Lora and I stop at 40 minutes, Lewis keeps going for an extra 5 minutes. I start to think about what I have done and the journey I am beginning to start. I go home tail between legs and start reading: ‘The Science of Running’ by Steve Magness, ‘Endure Mind, Body, and the Curiously Elastic Limits of Human Performance’ by Alex Hutchinson and ‘What I Talk About When I Talk About Running’ by Haruki Murakami.
My ego may have been dented, but my early childhood passion for running was reignited.
Who would of thought that the pain, enduring, searing sensations one can experience whilst running, would become a meditative healing force for a busted up, broken old footballer.
I often speak with Sue Dill Macky (nee Landells), an Olympic silver medallist in 400IM in Los Angeles, discussing the challenges when ones sporting career is over, but also how one can find purpose in difficult physical challenges.
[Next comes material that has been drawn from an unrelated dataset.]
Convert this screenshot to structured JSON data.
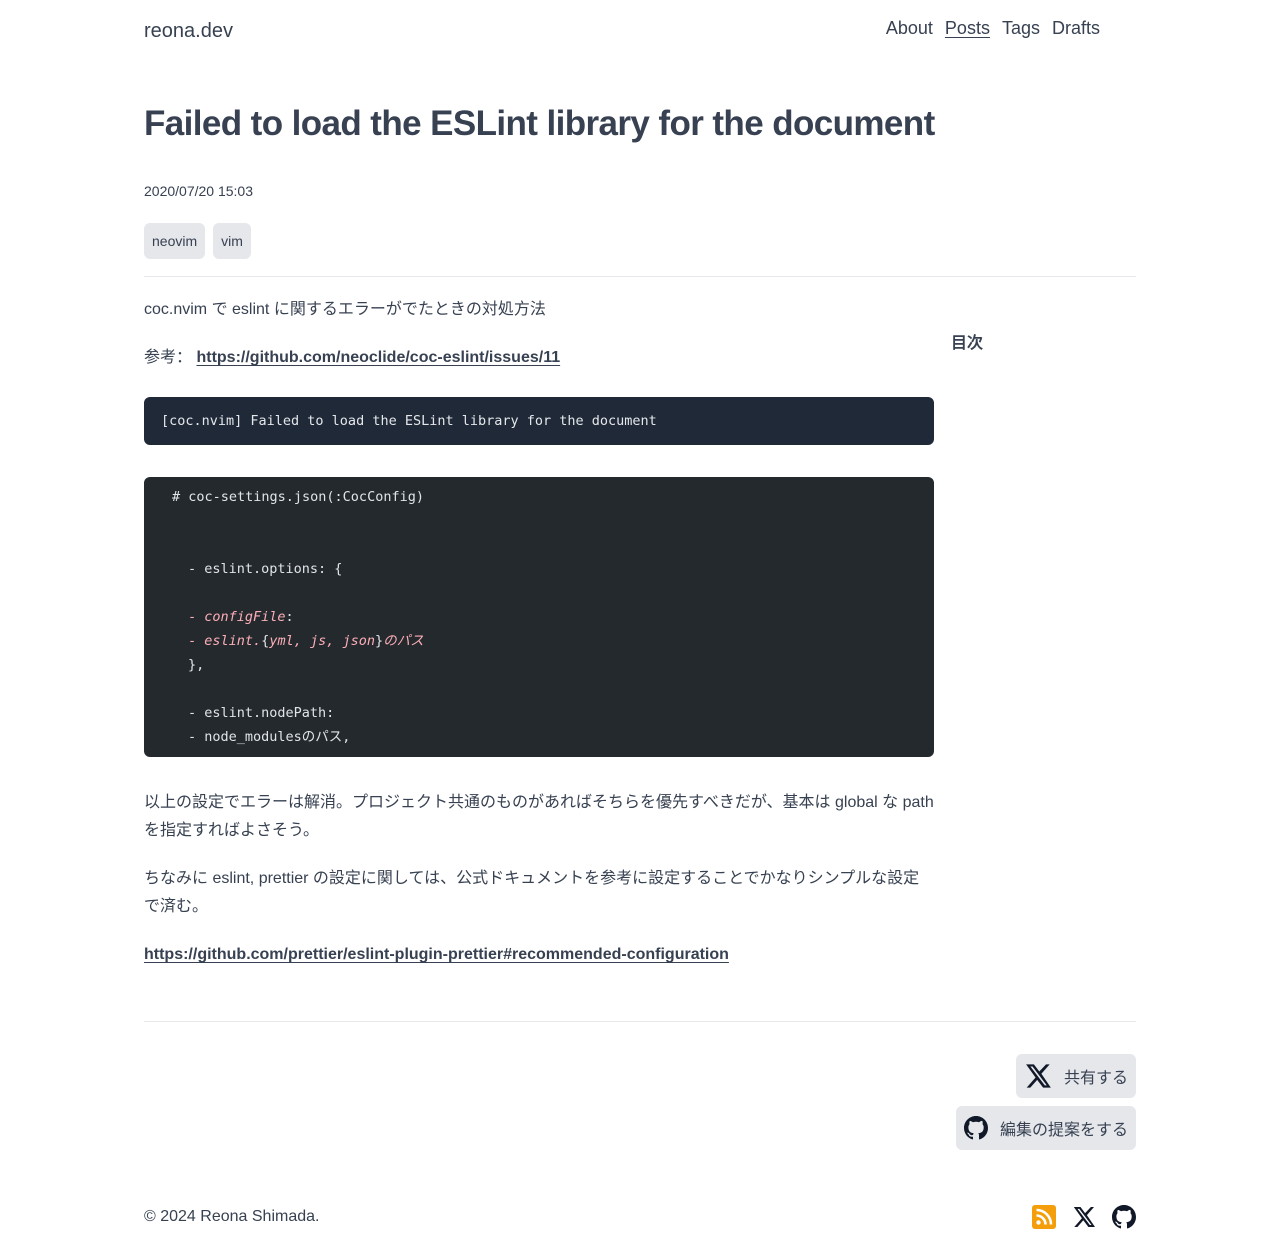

Sue told me to enjoy the song “Hurt so Good” by John Mellencamp when running, as she did when swimming.
Through these conversations with Sue, one day the epiphany finally came to me; I don’t miss the game of Rugby Union, I miss the challenge of seeing where I can push my body, the upper limits of human performance.
It’s time I seek comfort in exercising, and in hurting so good.
The initial stages of hurting so good centre around my feet, with blisters and loss of toe nails now a ridiculously common occurrence. Yet, despite the blood on the sheets from the bubbling carnage on my feet, the euphoria of finding peace in the process and journey is beyond words.
As much as I still have a lot to learn about in this vocation, I love it. I am the kid chasing my sister on the roads of country New South Wales. As I pound the pavement along Blackwattle Bay, things begin to change within me. Endings end and new beginnings begin.
I have now been running for 4 months. 5 – 7 days a week, at various intensities and duration, anywhere between 40-70km a week. My body has changed having dropped some weight too.
But that’s not why I love it.
I love it because it is like everything extraordinary that I have done thus far in my life. From professional sport, transitioning out of sport, academic pursuits, work, relationships: it is life. You have good and bad days, you have fears, you have doubts, and you sometimes want it to go faster than you are probably capable of. But if you hang in there for long enough, you grit your teeth, you endure, you enjoy and celebrate your successes, you will succeed.
Every journey (and every run) is an opportunity to earn a little more about yourself. Rain, hail or shine, after a run, I have a deeper sense and desire to be a better son, sibling, partner, dad and friend.
I have learnt to laugh and smile a lot more at myself and the way life has panned out. Broken relationships, time lost, behaviours, moments and disappointments can’t be undone, but my perspective has shifted on focusing and nurturing the positives of life.
I have changed for the better, and I believe something like running (or exercise) has the power to do this to anyone.
Next week… ‘New Beginnings (Part 3): Science of Running’